In theory this should mean that suppliers in countries which have signed up to these regulatory standards would all be singing off the same hymn sheet when it comes to presenting the energy efficiency of their products. In practice this is just not happening in the UK, at least not universally.

Using the wrong CV measurements

The problem has come about in the case of the seasonal efficiency Calorific Value (CV) calculations in relation to gas-fired heaters, such as the infrared radiant plaque and tube heating systems manufactured by Schwank. The CV represents the amount of heat or energy in a given volume of gas. So, the higher the CV score is, the more energy efficient the heater appears to be.

However, there are two types of CV and this is where the confusion arises.

  1. Gross Calorific Value (GCV):  also known as the Higher Calorific Value, which is the amount of heat released by the complete combustion of a unit of natural gas.
  2. Net Calorific Value (NCV):   or Lower Calorific Value, which is determined by subtracting the heat used to vaporise water under test conditions from the total heat generation as used for calculating the Gross Calorific Value.
deltaSchwank is ErP compliant
Schwank deltaSchwank gas-fired infrared tube heater exceeds ErP directive GCV seasonal efficiency bennchmark compliance level

The ErP Directive uses the higher GCV value for calculating the all-important seasonal energy efficiency rating of a heating product, which relates to its performance over a 12-month period. This has now replaced the formula used by UK Building Regulations Part L2A, which stated that that “heat generator seasonal efficiency is equivalent to the appliance’s measured steady state thermal efficiency (net calorific value).”

The IEA (International Energy Agency) calculates that a unit of NCV for natural gas is equivalent to 90% of GCV. So if a heating product supplier continues to use the previous Part L2A calorific value calculations based on the NCV as opposed to the GCV unit stipulated by the ErP Directive, then the product will appear to have a higher seasonal efficiency score (by 10% using the IEA’s measure).

Make sure your business is correctly informed

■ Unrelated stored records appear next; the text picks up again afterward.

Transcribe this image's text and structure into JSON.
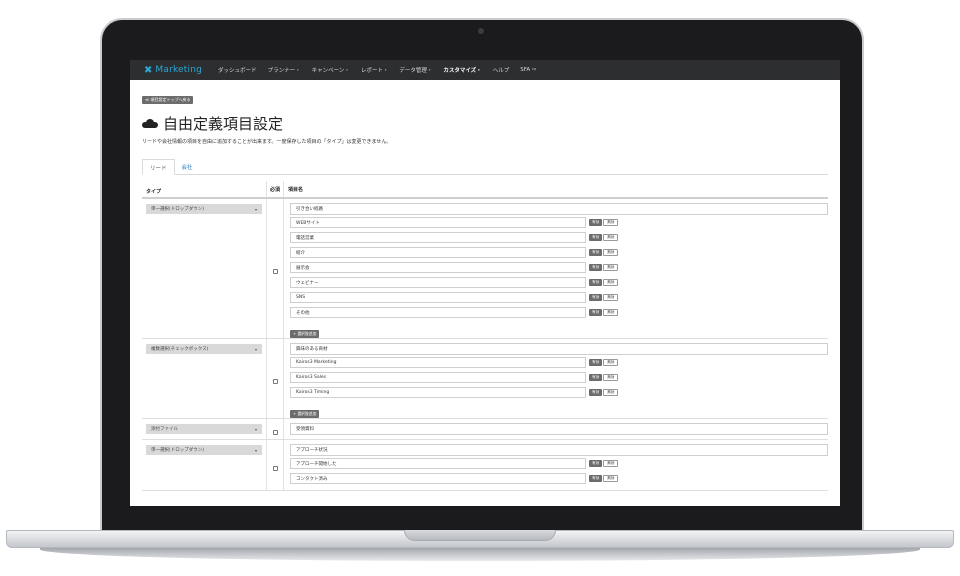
{
  "nav": {
    "logo": "Marketing",
    "items": [
      "ダッシュボード",
      "プランナー・",
      "キャンペーン・",
      "レポート・",
      "データ管理・",
      "カスタマイズ・",
      "ヘルプ",
      "SFA ⇨"
    ],
    "active_index": 5
  },
  "page": {
    "back_label": "≪ 項目設定トップへ戻る",
    "title": "自由定義項目設定",
    "description": "リードや会社情報の項目を自由に追加することが出来ます。一度保存した項目の「タイプ」は変更できません。"
  },
  "tabs": [
    {
      "label": "リード",
      "active": true
    },
    {
      "label": "会社",
      "active": false
    }
  ],
  "table": {
    "headers": {
      "type": "タイプ",
      "required": "必須",
      "name": "項目名"
    },
    "enable_label": "有効",
    "disable_label": "無効",
    "add_option_label": "+ 選択肢追加",
    "rows": [
      {
        "type": "単一選択(ドロップダウン)",
        "title": "引き合い経路",
        "options": [
          "WEBサイト",
          "電話営業",
          "紹介",
          "展示会",
          "ウェビナー",
          "SNS",
          "その他"
        ],
        "has_add": true
      },
      {
        "type": "複数選択(チェックボックス)",
        "title": "興味のある商材",
        "options": [
          "Kairos3 Marketing",
          "Kairos3 Sales",
          "Kairos3 Timing"
        ],
        "has_add": true
      },
      {
        "type": "添付ファイル",
        "title": "受領資料",
        "options": [],
        "has_add": false
      },
      {
        "type": "単一選択(ドロップダウン)",
        "title": "アプローチ状況",
        "options": [
          "アプローチ開始した",
          "コンタクト済み"
        ],
        "has_add": false
      }
    ]
  },
  "colors": {
    "navbar": "#2d2e30",
    "brand": "#2aa7d6",
    "button": "#6c6c6c",
    "link": "#2a7fc2"
  }
}
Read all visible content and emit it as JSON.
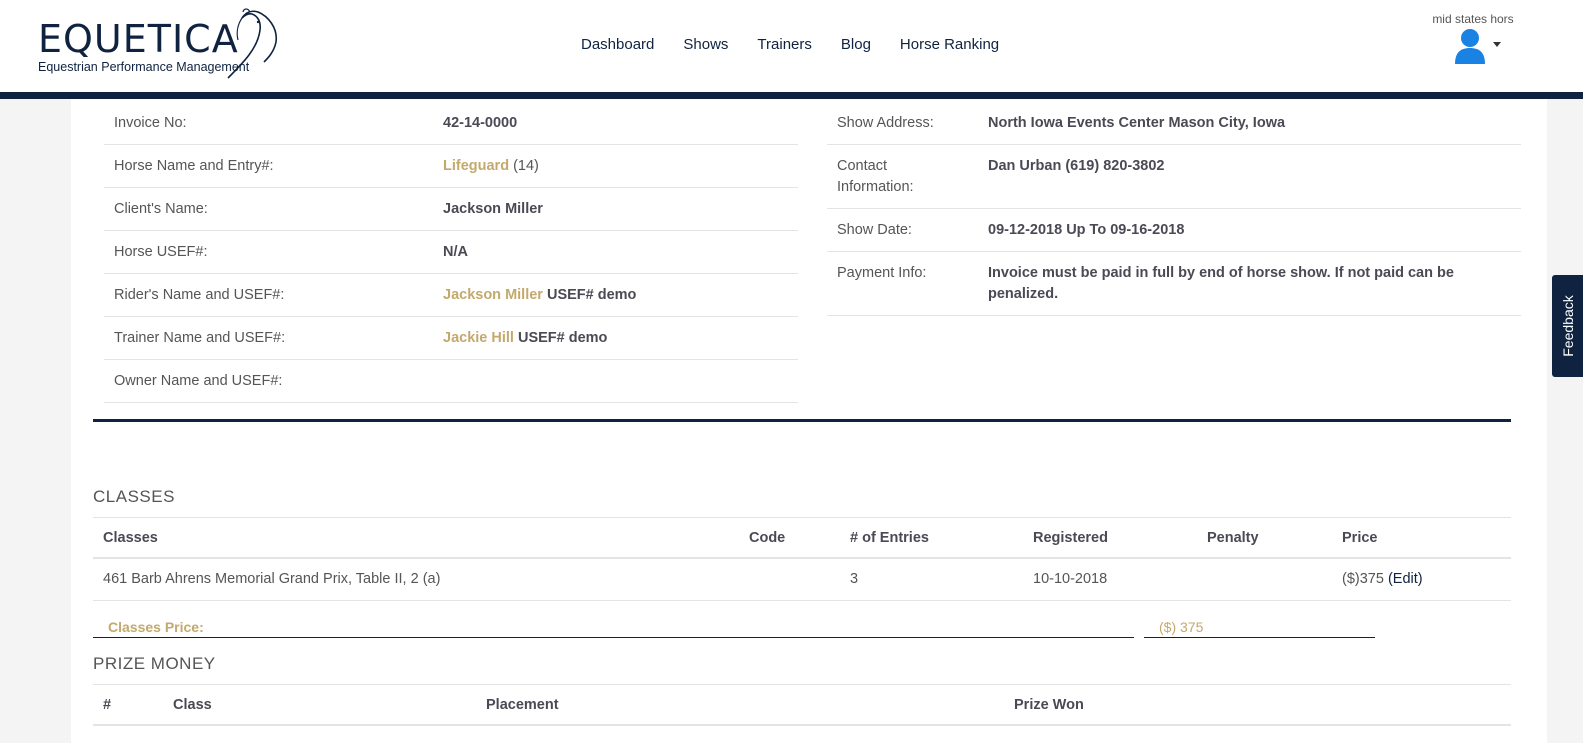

Our research has shown that there are some suppliers still using the old NCV measurement when describing the seasonal efficiency ratings of their heating products.

Whether this is by accident or design, it means that competitive products that are marketed employing the correct GCV measure can be put at a disadvantage.  It also means that end users of industrial and commercial heating systems could make purchasing decisions based on misleading information.

It is therefore important for businesses to confirm with suppliers that the seasonal efficiency ratings of their products are based on Gross Calorific Value in compliance with the new regulations. By doing so, they will acquire heating solutions that are based on higher standards of energy efficiency and that offer reduced environmental impact.